His guest star work in the 1970s included a recurring role on the western comedy Alias Smith and Jones as Señor Armendariz, a Mexican rancher feuding with Patrick McCreedy (Burl Ives), the owner of a ranch on the opposite side of the border. He appeared in three episodes. Romero later portrayed Peter Stavros on Falcon Crest (from 1985 to 1987). He also appeared in a sixth-season episode of The Golden Girls, where he played a suitor named Tony Delvecchio for Sophia. Apart from these television roles, Romero appeared as A.J. Arno, a small-time criminal who continually opposes Dexter Riley (played by Kurt Russell) and his schoolmates of Medfield College in a series of films by Walt Disney Productions in the 1970s.

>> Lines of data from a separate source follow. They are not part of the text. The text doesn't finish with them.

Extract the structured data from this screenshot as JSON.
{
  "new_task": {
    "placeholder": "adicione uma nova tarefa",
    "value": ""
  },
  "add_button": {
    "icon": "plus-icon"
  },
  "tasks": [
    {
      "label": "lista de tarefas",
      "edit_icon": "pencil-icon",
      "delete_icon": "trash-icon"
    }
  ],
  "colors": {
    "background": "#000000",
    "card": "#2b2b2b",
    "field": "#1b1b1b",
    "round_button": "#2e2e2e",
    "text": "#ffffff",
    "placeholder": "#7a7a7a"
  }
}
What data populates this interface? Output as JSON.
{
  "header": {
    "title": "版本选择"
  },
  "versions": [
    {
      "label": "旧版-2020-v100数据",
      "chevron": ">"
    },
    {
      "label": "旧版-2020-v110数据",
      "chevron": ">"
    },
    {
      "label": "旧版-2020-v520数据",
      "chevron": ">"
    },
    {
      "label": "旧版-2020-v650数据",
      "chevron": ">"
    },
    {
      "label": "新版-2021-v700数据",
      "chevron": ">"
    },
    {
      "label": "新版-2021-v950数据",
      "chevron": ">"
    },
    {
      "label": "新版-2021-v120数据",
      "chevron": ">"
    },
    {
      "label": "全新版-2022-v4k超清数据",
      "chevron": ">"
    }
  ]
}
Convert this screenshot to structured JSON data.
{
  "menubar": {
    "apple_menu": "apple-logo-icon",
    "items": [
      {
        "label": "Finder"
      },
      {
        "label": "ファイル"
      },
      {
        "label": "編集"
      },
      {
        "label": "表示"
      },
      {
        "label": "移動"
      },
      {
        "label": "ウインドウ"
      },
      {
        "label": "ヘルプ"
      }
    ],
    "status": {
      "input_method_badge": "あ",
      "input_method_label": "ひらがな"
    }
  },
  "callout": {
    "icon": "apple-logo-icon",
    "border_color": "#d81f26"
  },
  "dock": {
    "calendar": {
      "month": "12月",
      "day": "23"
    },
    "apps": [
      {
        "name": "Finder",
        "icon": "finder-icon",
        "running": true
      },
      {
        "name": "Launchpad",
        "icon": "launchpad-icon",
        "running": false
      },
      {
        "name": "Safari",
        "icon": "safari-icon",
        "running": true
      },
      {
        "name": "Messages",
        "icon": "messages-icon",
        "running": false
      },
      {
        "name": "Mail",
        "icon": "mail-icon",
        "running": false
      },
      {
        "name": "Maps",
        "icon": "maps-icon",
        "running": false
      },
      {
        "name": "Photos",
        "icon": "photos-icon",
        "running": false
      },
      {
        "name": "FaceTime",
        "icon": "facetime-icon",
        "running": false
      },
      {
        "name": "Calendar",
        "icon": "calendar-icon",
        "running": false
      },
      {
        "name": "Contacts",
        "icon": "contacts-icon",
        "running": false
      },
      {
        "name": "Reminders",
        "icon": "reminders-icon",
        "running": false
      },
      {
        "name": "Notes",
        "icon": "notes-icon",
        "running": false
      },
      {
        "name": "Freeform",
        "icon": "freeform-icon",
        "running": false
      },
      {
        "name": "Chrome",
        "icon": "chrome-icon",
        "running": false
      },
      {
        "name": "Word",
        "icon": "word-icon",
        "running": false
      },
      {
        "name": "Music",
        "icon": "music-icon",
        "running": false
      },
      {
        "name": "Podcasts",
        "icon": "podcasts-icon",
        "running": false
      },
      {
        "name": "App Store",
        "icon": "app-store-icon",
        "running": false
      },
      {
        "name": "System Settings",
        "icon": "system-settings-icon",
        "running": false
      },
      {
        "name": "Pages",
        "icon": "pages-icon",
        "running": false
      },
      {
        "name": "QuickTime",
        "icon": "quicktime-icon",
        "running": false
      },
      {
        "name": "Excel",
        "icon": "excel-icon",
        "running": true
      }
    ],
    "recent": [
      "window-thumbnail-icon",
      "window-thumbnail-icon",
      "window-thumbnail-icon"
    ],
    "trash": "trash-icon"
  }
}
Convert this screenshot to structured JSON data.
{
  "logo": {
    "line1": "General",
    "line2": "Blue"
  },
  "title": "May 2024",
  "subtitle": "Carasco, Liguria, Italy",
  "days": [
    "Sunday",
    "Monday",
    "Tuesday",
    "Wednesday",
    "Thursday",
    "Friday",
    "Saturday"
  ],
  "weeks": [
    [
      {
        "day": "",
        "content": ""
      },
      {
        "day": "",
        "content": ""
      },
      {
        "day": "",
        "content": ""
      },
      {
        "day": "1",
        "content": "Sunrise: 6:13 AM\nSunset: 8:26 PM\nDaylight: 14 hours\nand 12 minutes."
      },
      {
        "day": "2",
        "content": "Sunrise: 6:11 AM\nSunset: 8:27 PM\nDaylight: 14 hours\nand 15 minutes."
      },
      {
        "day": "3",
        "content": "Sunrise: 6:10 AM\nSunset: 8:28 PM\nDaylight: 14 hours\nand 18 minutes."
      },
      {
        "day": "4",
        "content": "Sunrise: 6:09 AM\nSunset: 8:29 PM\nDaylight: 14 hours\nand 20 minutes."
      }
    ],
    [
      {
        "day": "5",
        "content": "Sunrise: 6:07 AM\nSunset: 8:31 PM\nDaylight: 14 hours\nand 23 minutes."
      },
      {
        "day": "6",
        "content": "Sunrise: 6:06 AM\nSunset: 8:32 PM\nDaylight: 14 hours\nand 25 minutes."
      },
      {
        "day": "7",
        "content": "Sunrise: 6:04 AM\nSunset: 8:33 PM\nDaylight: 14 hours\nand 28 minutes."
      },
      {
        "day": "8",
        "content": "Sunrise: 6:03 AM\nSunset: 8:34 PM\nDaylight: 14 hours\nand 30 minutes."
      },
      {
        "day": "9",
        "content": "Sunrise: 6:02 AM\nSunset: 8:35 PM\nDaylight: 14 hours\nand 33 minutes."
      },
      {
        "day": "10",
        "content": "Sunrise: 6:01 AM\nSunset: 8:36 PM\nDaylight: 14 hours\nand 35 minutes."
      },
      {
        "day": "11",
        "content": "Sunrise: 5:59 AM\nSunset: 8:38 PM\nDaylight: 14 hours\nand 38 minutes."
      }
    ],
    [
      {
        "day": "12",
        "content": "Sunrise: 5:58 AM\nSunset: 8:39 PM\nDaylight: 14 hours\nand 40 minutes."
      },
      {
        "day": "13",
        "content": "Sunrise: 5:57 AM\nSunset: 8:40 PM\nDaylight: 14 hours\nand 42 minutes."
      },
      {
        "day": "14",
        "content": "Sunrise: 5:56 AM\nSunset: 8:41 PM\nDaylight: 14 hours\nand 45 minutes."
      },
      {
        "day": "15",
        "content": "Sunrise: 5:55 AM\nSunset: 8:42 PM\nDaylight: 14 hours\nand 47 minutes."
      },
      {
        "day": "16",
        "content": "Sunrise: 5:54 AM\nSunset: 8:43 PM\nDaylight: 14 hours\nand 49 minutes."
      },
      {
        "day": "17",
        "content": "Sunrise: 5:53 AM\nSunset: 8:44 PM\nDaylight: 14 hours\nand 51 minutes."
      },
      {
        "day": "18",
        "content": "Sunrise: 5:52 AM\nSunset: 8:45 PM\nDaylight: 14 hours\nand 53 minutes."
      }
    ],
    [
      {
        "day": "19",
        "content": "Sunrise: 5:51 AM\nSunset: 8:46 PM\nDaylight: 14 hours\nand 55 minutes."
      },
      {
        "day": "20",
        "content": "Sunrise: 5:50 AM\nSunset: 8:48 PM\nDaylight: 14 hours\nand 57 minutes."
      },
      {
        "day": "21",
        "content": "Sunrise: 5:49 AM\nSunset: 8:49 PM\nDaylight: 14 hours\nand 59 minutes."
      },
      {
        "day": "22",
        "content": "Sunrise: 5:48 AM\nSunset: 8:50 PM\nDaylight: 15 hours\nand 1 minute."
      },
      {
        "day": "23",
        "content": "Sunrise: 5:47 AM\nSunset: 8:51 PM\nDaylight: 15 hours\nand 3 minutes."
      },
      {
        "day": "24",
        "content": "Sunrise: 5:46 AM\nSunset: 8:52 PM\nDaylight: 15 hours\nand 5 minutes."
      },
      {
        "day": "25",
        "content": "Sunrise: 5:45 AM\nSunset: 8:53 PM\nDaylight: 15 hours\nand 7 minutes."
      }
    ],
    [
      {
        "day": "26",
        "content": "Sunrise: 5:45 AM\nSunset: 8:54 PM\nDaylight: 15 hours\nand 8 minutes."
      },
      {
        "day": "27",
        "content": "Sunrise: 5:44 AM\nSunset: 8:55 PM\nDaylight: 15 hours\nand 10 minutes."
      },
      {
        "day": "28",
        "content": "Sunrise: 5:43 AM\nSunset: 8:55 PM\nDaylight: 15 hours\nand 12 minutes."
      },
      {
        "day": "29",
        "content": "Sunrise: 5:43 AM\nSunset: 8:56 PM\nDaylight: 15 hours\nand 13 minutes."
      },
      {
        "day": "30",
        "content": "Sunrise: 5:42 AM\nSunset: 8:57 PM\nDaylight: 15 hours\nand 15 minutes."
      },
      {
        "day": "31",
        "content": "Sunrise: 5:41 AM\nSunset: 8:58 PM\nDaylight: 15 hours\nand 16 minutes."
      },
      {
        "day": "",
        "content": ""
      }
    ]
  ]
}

A registered Republican, Romero appeared in the Nixon-Lodge bumper sticker motorcade campaign in October 1960, and four years later, initially supported Henry Cabot Lodge, Jr. in the write-in campaign supporting Lodge for president. Romero appreciated and said he liked Lodge's strong anti-Communist stance in South Vietnam where Lodge was at the time the United States ambassador. Later that year, Romero supported Barry Goldwater in the general election.
Also in 1964, Romero was very much involved in the U.S. Senate race in California that pitted one of Romero's best friends and fellow actor, Republican nominee George Murphy (who nicknamed Romero "Butch"), in his bid to oust then-Senator Pierre Salinger, a Democrat.
The Senate race was a heated contest where Salinger had already narrowly defeated then-California State Controller Alan Cranston, who would become a senator in 1968, in the Democratic primary. Both men had "primaried" Senator Clair Engle, who had sought re-nomination despite being terminally ill with a brain tumor; Engle died less than two months after the primary. Then-Democratic Governor Pat Brown appointed Salinger instead of Cranston to fill the vacancy; although the appointment seemed reasonable since Salinger had won the primary, it was roundly criticized by Romero and Murphy as cronyism since Salinger had been the White House press secretary for the late President John F. Kennedy, a close ally of Brown. Romero appealed to disappointed Cranston backers after the primary to support Murphy. Romero's urging helped Salinger lose a race no one thought could be lost.
Murphy lost the full use of his voice during his term when part of his larynx was removed due to throat cancer. Romero employed other Hollywood stars to try to help Murphy win re-election in 1970. However, Murphy lost re-election to John V. Tunney, the son of boxing legend Gene Tunney.
After Murphy's Senate defeat, Romero scaled back his involvement in politics but would take part for a Hollywood friend, such as Ronald Reagan in his successful gubernatorial bids in 1966 and 1970 as well as all four of his presidential bids in 1968, 1976, 1980, and 1984. Romero also joined with fellow actors and actresses in lobbying the United States Congress to present the then-dying John Wayne with a Congressional Gold Medal for his service to the nation.